There is no real danger. Guardians of the Galaxy is a popular film beloved by audiences and the attraction is sure to be a hit regardless of its quality. So long as it features a good soundtrack and the beloved characters, guests will eat it up.
In the time since EPCOT Center opened, Disney has learned that attractions based on known, popular characters are much easier than edutainment. Not only do people care more about characters, but they are much more forgiving of mediocre character-based attractions. They conflate their opinion of the source material for the quality of the attraction. Character-based attractions are low-hanging fruit, and it’s easy to see why Disney made the decision it did with regard to Universe of Energy.
As much as I might dislike incorporating the Guardians of the Galaxy into EPCOT, I cannot see an updated Universe of Energy pavilion working today. I maintain my belief that EPCOT could thrive by embracing the park’s original mission statement, but tackling a topic like energy seems like a no-win proposition.
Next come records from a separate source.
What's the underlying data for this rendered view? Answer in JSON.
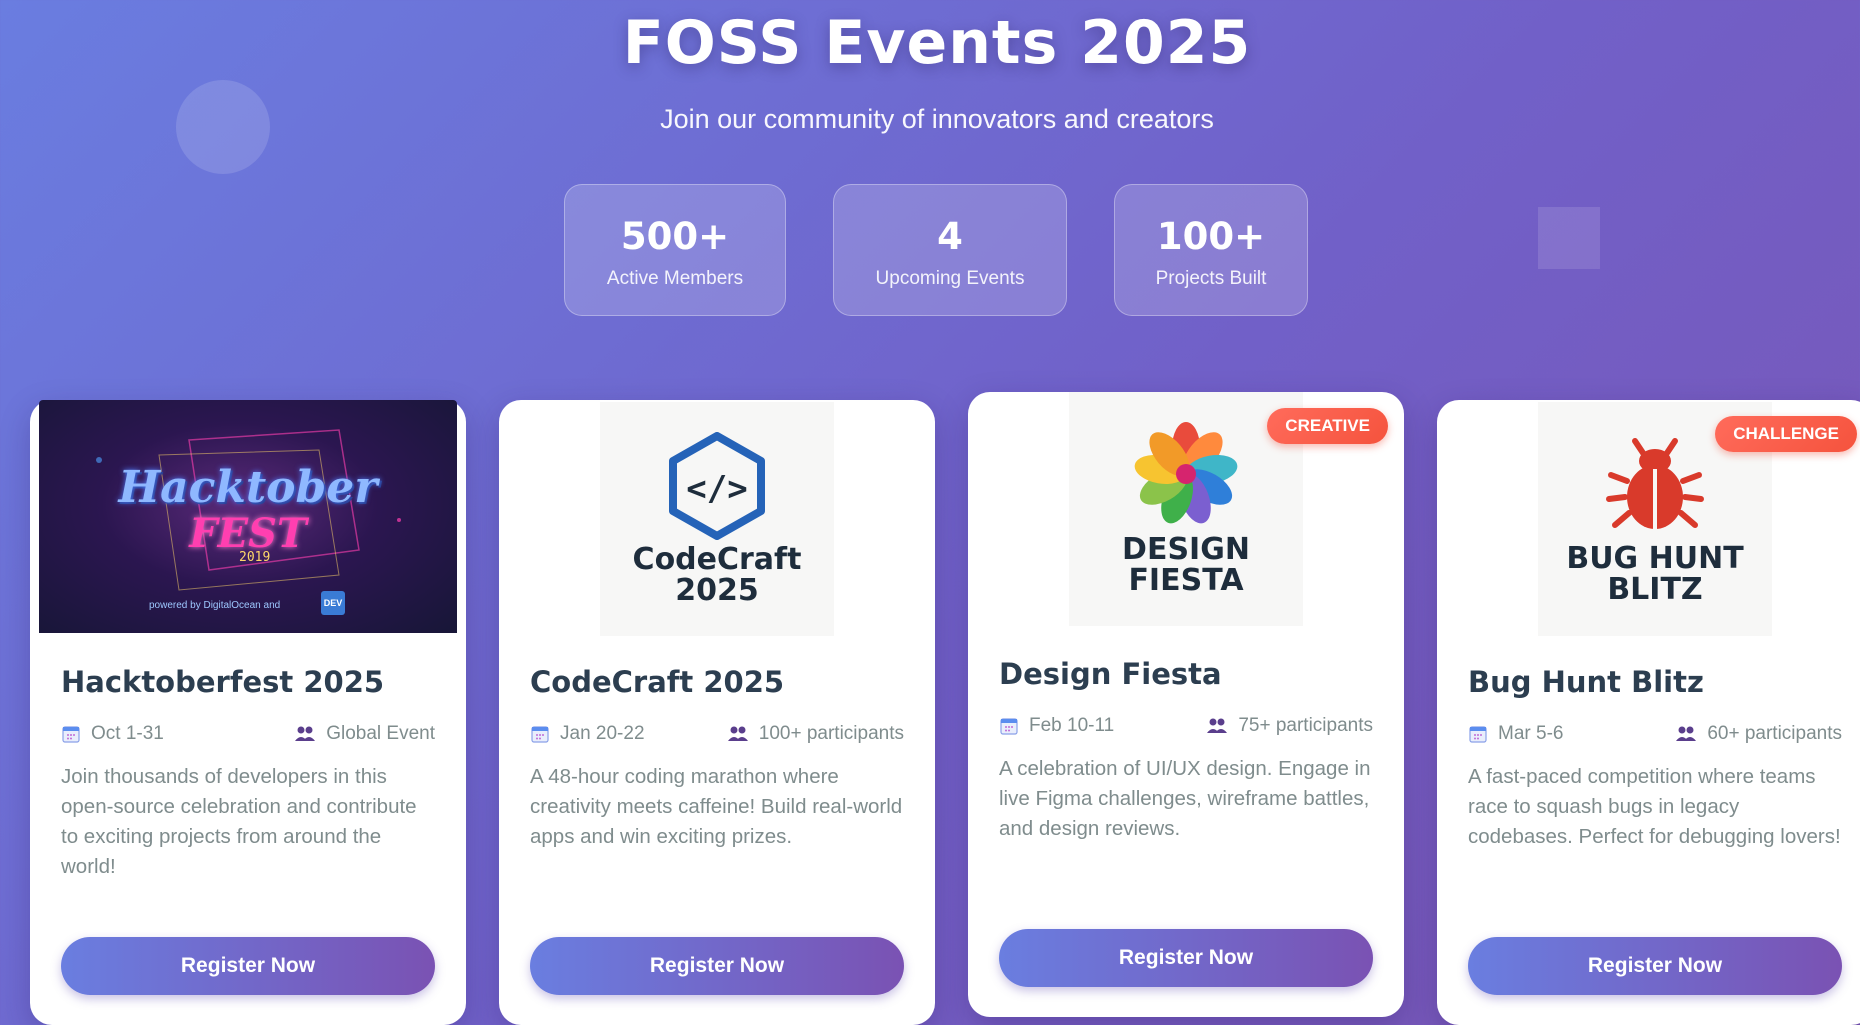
{
  "header": {
    "title": "FOSS Events 2025",
    "subtitle": "Join our community of innovators and creators"
  },
  "stats": [
    {
      "value": "500+",
      "label": "Active Members"
    },
    {
      "value": "4",
      "label": "Upcoming Events"
    },
    {
      "value": "100+",
      "label": "Projects Built"
    }
  ],
  "events": [
    {
      "title": "Hacktoberfest 2025",
      "date": "Oct 1-31",
      "participants": "Global Event",
      "description": "Join thousands of developers in this open-source celebration and contribute to exciting projects from around the world!",
      "button": "Register Now",
      "image_text": {
        "title": "Hacktober",
        "sub": "FEST",
        "year": "2019",
        "footer": "powered by DigitalOcean and",
        "dev": "DEV"
      }
    },
    {
      "title": "CodeCraft 2025",
      "date": "Jan 20-22",
      "participants": "100+ participants",
      "description": "A 48-hour coding marathon where creativity meets caffeine! Build real-world apps and win exciting prizes.",
      "button": "Register Now",
      "logo_text": "CodeCraft\n2025",
      "logo_icon": "code-hexagon-icon"
    },
    {
      "title": "Design Fiesta",
      "date": "Feb 10-11",
      "participants": "75+ participants",
      "description": "A celebration of UI/UX design. Engage in live Figma challenges, wireframe battles, and design reviews.",
      "button": "Register Now",
      "badge": "CREATIVE",
      "logo_text": "DESIGN\nFIESTA",
      "logo_icon": "flower-icon"
    },
    {
      "title": "Bug Hunt Blitz",
      "date": "Mar 5-6",
      "participants": "60+ participants",
      "description": "A fast-paced competition where teams race to squash bugs in legacy codebases. Perfect for debugging lovers!",
      "button": "Register Now",
      "badge": "CHALLENGE",
      "logo_text": "BUG HUNT\nBLITZ",
      "logo_icon": "bug-icon"
    }
  ],
  "icons": {
    "date": "calendar-icon",
    "participants": "users-icon"
  },
  "colors": {
    "accent_start": "#6a7ee0",
    "accent_end": "#7a52b3",
    "badge": "#f5533d",
    "title_text": "#2c3e50"
  }
}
I suspect there will be bones thrown to fans and additions made to nominally maintain the theme of EPCOT, but there should be zero expectation that the park will take on “hard hitting” topics like energy, health, or even agriculture. Things like outer space and underwater, sure.
Only monsters dislike astronauts and manatees, so those topics are safe. Ditto imagination. Keeping innocuous subjects like those make the park still ostensibly about innovation and the future, even if this re-imagining takes it in another direction.
But I digress. I’ll really miss those dinosaurs, if not Universe of Energy and its mid-1990s qualities. While I take a bit of solace in knowing that I can still revisit some of these dinos each time I board the Disneyland Railroad, it’s not even close to the same experience.
The dinosaurs in Disneyland’s Primeval World are behind glass, and isolated from the train as you pass by. It’s a passive experience, like seeing fake dinosaurs in a fake zoo. In Universe of Energy, you were entering a prehistoric world, immersed on all sides by dense jungle in a changing environment, inhabited by dinosaurs. It was the closest I’ve ever gotten to visiting Jurassic Park, and I loved that experience, even if the whole was not nearly as good as that singular part.
Even as I lament the way EPCOT will undoubtedly change going forward, this is still bittersweet. While I do have my fears, optimistically, I’d like to think EPCOT will be do more than just pay face to its original aims of informing and inspiring. I’m not comfortable with Guardians of the Galaxy being added to Future World, but the reality is that it’s not replacing an attraction that was actually educational. Moreover, new offerings are coming to Future World that do have potential, and two new World Showcase pavilion are on the horizon, both of which are unlikely to feature characters. I’ll definitely miss entering the prehistoric world of dinosaurs on our next trip to Walt Disney World, but I’m willing to admit that Universe of Energy’s time has come and gone, and a replacement is long overdue. And, who knows, maybe these dinosaurs will come out of extinction somewhere else. If Jurassic Park taught me anything, it’s that such a thing is possible!
Will you miss Universe of Energy, or are you ready to see it go? Are you excited for a Guardians of the Galaxy attraction in EPCOT, or would you prefer the park returned to its roots? Any other opinions or memories of Universe of Energy to share? Hearing your feedback about your experiences is both interesting to us and helpful to other readers, so please share your thoughts or questions below in the comments!